[Saved data entries]
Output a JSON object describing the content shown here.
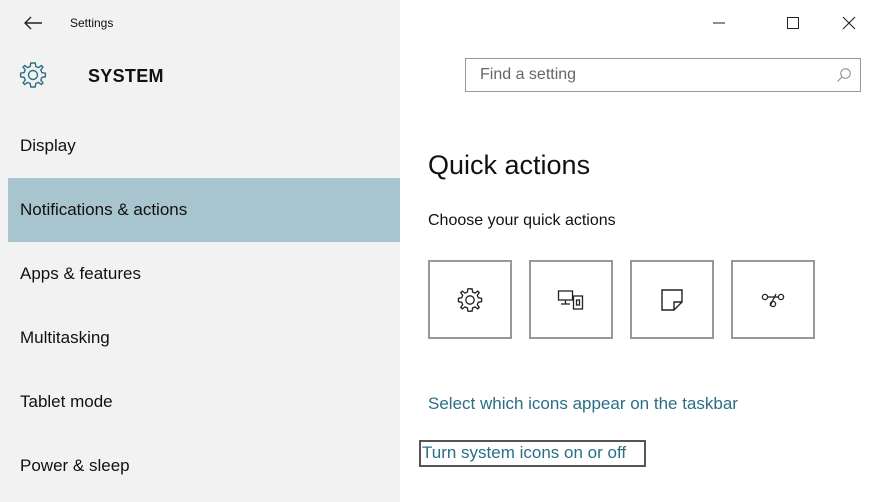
{
  "window": {
    "title": "Settings",
    "minimize_glyph": "—",
    "maximize_glyph": "☐",
    "close_glyph": "✕"
  },
  "header": {
    "section_title": "SYSTEM",
    "search_placeholder": "Find a setting"
  },
  "sidebar": {
    "items": [
      {
        "label": "Display",
        "active": false
      },
      {
        "label": "Notifications & actions",
        "active": true
      },
      {
        "label": "Apps & features",
        "active": false
      },
      {
        "label": "Multitasking",
        "active": false
      },
      {
        "label": "Tablet mode",
        "active": false
      },
      {
        "label": "Power & sleep",
        "active": false
      }
    ]
  },
  "main": {
    "title": "Quick actions",
    "subtitle": "Choose your quick actions",
    "quick_actions": [
      {
        "icon": "gear-icon"
      },
      {
        "icon": "project-icon"
      },
      {
        "icon": "note-icon"
      },
      {
        "icon": "connect-icon"
      }
    ],
    "link_taskbar_icons": "Select which icons appear on the taskbar",
    "link_system_icons": "Turn system icons on or off"
  },
  "colors": {
    "active_nav": "#a8c4ce",
    "link": "#2b6e86",
    "sidebar_bg": "#f2f2f2"
  }
}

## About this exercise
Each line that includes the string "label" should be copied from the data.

## Answer for the task
        "label": "Display",
        "label": "Notifications & actions",
        "label": "Apps & features",
        "label": "Multitasking",
        "label": "Tablet mode",
        "label": "Power & sleep",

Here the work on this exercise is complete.